Hans-Ulrich Treichel: Lost
At first the young narrator believes his older brother starved to death when his parents fled the invading Russians in their flight from Prussia to Westphalia. But when he is old enough, his mother informs him she gave his brother away to another refugee when she thought she and her husband were about to be shot by the Russians. “I didn’t have a dead brother. I had a lost one. That was hardly a plus for me,” the narrator notes.
His mother laments that she didn’t even have time to tell the peasant woman to whom she entrusted her son his name, Arnold. The narrator suggests that maybe their baby boy was lucky and they named him Arnold again.
The loss of the infant Arnold haunts the parents and jeopardises their relationship with their new son, the narrator. There is little emotional connection between parents and son. Despite the family rituals, the success of the irascible father as a meat wholesaler, and the renovation of their house, the family remains fixated on the missing Arnold. After his mother has a breakdown, the narrator learns from his father that his parents have been looking for Arnold for years with the assistance of the Red Cross. Finally, someone who might be Arnold has been located. Tests about the child’s parentage are at first inconclusive, much to the narrator’s delight, as he doesn’t want to share his home with a “new” older brother.
However, his mother falls further into depression and, after she throws a cigar box full of hundred mark notes into the stove, money intended to buy a new Opel Admiral, the father argues for further investigations on the putative Arnold. These take place in Heidelberg, to where mother, father and narrator travel in the new Opel Admiral and where they are examined in the Laboratory of Forensic Anthropology.

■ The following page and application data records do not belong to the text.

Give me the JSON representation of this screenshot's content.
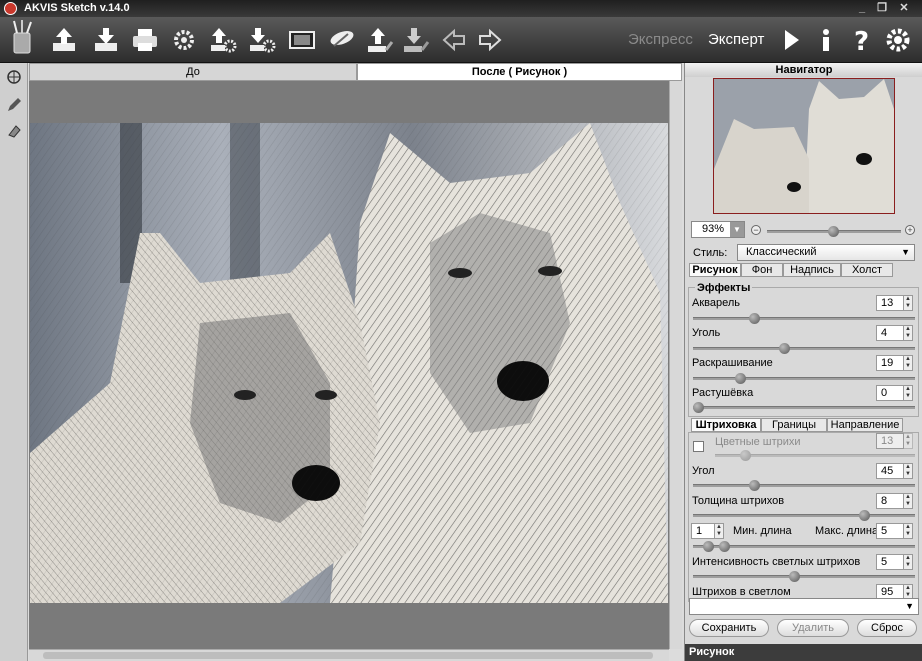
{
  "window": {
    "title": "AKVIS Sketch v.14.0"
  },
  "toolbar": {
    "buttons": [
      "open-icon",
      "save-icon",
      "print-icon",
      "settings-icon",
      "batch-upload-icon",
      "batch-download-icon",
      "filmstrip-icon",
      "presets-icon",
      "share-icon",
      "import-icon",
      "back-icon",
      "forward-icon"
    ],
    "mode_express": "Экспресс",
    "mode_expert": "Эксперт"
  },
  "view_tabs": {
    "before": "До",
    "after": "После ( Рисунок )"
  },
  "navigator": {
    "title": "Навигатор",
    "zoom": "93%"
  },
  "style": {
    "label": "Стиль:",
    "value": "Классический"
  },
  "panel_tabs": [
    "Рисунок",
    "Фон",
    "Надпись",
    "Холст"
  ],
  "effects": {
    "title": "Эффекты",
    "params": [
      {
        "label": "Акварель",
        "value": "13",
        "level": 0.33
      },
      {
        "label": "Уголь",
        "value": "4",
        "level": 0.4
      },
      {
        "label": "Раскрашивание",
        "value": "19",
        "level": 0.2
      },
      {
        "label": "Растушёвка",
        "value": "0",
        "level": 0.0
      }
    ]
  },
  "stroke_tabs": [
    "Штриховка",
    "Границы",
    "Направление"
  ],
  "strokes": {
    "colored_label": "Цветные штрихи",
    "colored_value": "13",
    "angle_label": "Угол",
    "angle_value": "45",
    "thickness_label": "Толщина штрихов",
    "thickness_value": "8",
    "min_value": "1",
    "min_label": "Мин. длина",
    "max_label": "Макс. длина",
    "max_value": "5",
    "intensity_label": "Интенсивность светлых штрихов",
    "intensity_value": "5",
    "light_label": "Штрихов в светлом",
    "light_value": "95",
    "overlay_label": "Штрихов в светлом"
  },
  "buttons": {
    "save": "Сохранить",
    "delete": "Удалить",
    "reset": "Сброс"
  },
  "footer": "Рисунок"
}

Their heads are measured, adipose tissue callipered, and casts taken of their feet. While the results of the Heidelberg tests mean it is highly unlikely that Arnold is Arnold, the mother still believes. Nevertheless, the trip to Heidelberg, the first outing the family has ever taken, is a disaster. On their return home, the family discovers their cold storage facility has been robbed, their meat and sausages have been stolen or have perished, and that they have no insurance. The father suffers two heart attacks and dies a few days later.
The strength of this book comes from the details revealed in each episode. The descriptions of the semi-annual family pig’s head feats, with the collection of blood and the numerous meals prepared from the pig’s head, the hearse driver at Forensic Anthropology and his recount of the menus of the various canteens in the scientific departments he services and the manner in which the father tends to his overwhelmingly pessimistic client shopkeepers are all droll highlights. Each marks out the progression of the family down the path of knowledge as to whether or not they have found Arnold.
The final scene, where the narrator comes face to face through a butcher shop window with his nemesis Arnold beautifully weaves together all the narrative threads and reveals Treichel’s skill as a story-teller. In the end it not Arnold who is lost but the family, including the narrator. In yearning for Arnold, they lose love for each other and the family, literally, falls apart.
The book reads like an extended poem, full of metaphor and ambiguous nuances. Its power lies in its simplicity and the strong narrative voice.
Treichel, Hans-Ulrich: Lost / translated by Carol Brown Janeway . - New York : Vintage International, 2000. - 136 pages
Original title: Die Verlorene (German)